You probably haven't heard about the Romo revival of 1990-something. That's because it never happened. Too early. But there was a tiny plan to launch a band - or several bands, I can't remember - by saying they were Romos, the natural inheritors of a great British tradition which had gone underground but never died. It was our glorious New Romantic past which dated back as far as ... 1980 Spandau Ballet, Visage, Duran Duran and lots of art-school bands with big hair and make-up and blouses (of course, it was more than that, but that's what people remember).

I think Robert Elms, Spandau Ballet's unofficial PR, actually invented the term along with the idea of "white dance music". Elms, who had an LSE first, knew about political insurgency and propaganda and how you had to create the movement that you could front, and quite how susceptible liberal, middle-class journalists were to the call of the wild. The New Romantics themselves were anything but, that was the joke. They were keen to get it on into the real 1980s because they could smell money there.

James Laver, the design and fashion historian who died in 1975, missing the New Romantics by a whisker, set out the rules for awakening interest in old styles. Laver said: "The same dress is indecent 10 years before its time; daring one year before its time; chic (contemporarily seductive) in its time; dowdy five years after its time; hideous 20 years after its time; amusing 30 years after its time; romantic 100 years after its time; beautiful 150 years after its time."

On that basis the early to mid- 1980s - all the "trigger" imagery you could put in a TV package - is coming up nicely for the daring classes. It's at the bottom of the car-boot-sale barrel; the intensity and embarrassment is over; there's a whole new generational cohort who simply weren't born then and the 1990s style of pious thought and tasteful Modernism has had it. If we're about to live through The Book of Revelations we need a more colourful stock of imagery.

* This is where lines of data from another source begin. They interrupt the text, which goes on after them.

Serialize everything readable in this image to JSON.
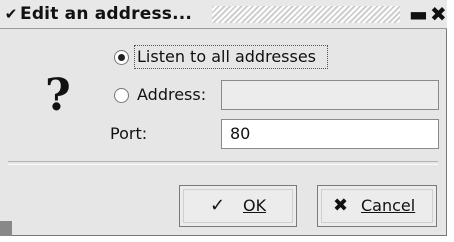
{
  "window": {
    "title": "Edit an address...",
    "menu_icon": "chevron-down-icon",
    "minimize_icon": "minimize-icon",
    "close_icon": "close-icon",
    "menu_glyph": "✔",
    "minimize_glyph": "▬",
    "close_glyph": "✖"
  },
  "dialog": {
    "help_icon": "question-icon",
    "help_glyph": "?",
    "options": [
      {
        "label": "Listen to all addresses",
        "checked": true
      },
      {
        "label": "Address:",
        "checked": false
      }
    ],
    "address": {
      "value": ""
    },
    "port": {
      "label": "Port:",
      "value": "80"
    }
  },
  "buttons": {
    "ok": {
      "label": "OK",
      "icon": "check-icon",
      "glyph": "✓"
    },
    "cancel": {
      "label": "Cancel",
      "icon": "cancel-icon",
      "glyph": "✖"
    }
  }
}
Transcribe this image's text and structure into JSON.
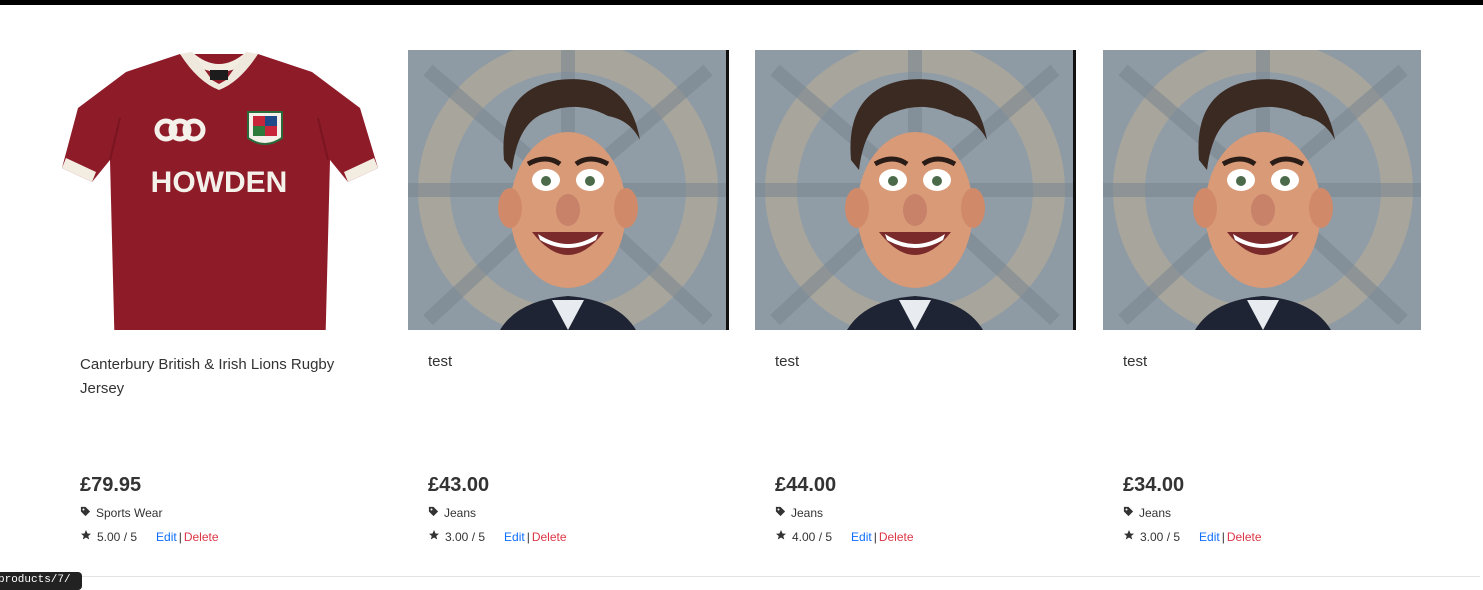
{
  "products": [
    {
      "title": "Canterbury British & Irish Lions Rugby Jersey",
      "price": "£79.95",
      "category": "Sports Wear",
      "rating": "5.00 / 5",
      "image": "rugby-jersey",
      "shirt_text": "HOWDEN"
    },
    {
      "title": "test",
      "price": "£43.00",
      "category": "Jeans",
      "rating": "3.00 / 5",
      "image": "caricature"
    },
    {
      "title": "test",
      "price": "£44.00",
      "category": "Jeans",
      "rating": "4.00 / 5",
      "image": "caricature"
    },
    {
      "title": "test",
      "price": "£34.00",
      "category": "Jeans",
      "rating": "3.00 / 5",
      "image": "caricature"
    }
  ],
  "actions": {
    "edit": "Edit",
    "separator": "|",
    "delete": "Delete"
  },
  "status_tooltip": "products/7/",
  "icons": {
    "category": "tag-icon",
    "rating": "star-icon"
  },
  "colors": {
    "edit_link": "#0d6efd",
    "delete_link": "#dc3545",
    "jersey_red": "#8e1b28"
  }
}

The sun and sandals epic films of the 1950s aren't the answer here - but 1980s electronica just might be. There's that gloriously successful compilation Electric Dreams - everything from "Ashes to Ashes" to "Love is a stranger in an open car" - and there's the Woolworths Atari filmic counterpoint; that Eighties Futuristic and dystopian canon, particularly the Terminators and Robocops, which were huge.

All those first-generation computer tricks, all that cyberman stuff looks charming now precisely because it was about dramatising the future before it arrived. The amazing technology those films anticipated - everyday Googling and so forth - is here now and everyone looks dull as ditchwater.

Seat is a Spanish-made car brand of uncertain status owned by Volkswagen. It's not quite clear whether it's got a price positioning against the Korean brands or some more considered niche. Since the Masters in Wolfsburg don't seem to have shown their usual iron grip and clarity of purpose, Seat gets away with some rather odd advertising.

The current Seat campaign for the new Leon looks a lot like Arnievision. It's got a crudely computer-generated Electric Twilight City background, it's got a plinky zithery electronic music track, and a completely absurd way of shooting the Leon as if it was an old American muscle-car (it's probably 6ft long with a 600cc engine), but above all it's got a driver with arms and legs of steel.

As he's driving along the Atari open road to Oz, the bones of his foot and leg morph into stainless steel wires and pistons and his arms resolve into a metal circuit around the steering wheel. It's a 10-year-old boy's power fantasy. "Performance and style redefined", they say and then "Man and Machine as one". Seriously clunky.

How does all this read in translation? In Anglosphere advertising, where spoof, irony and revivalism are native language, this commercial might suggest creative directors were up for reworking the 1980s now. But in Latin Europe, where an awful lot of locally-made advertising still features gravy-dark voice-overs, cute kids and comedy narratives, you might just have to face the terrible thought that they'd only just got there.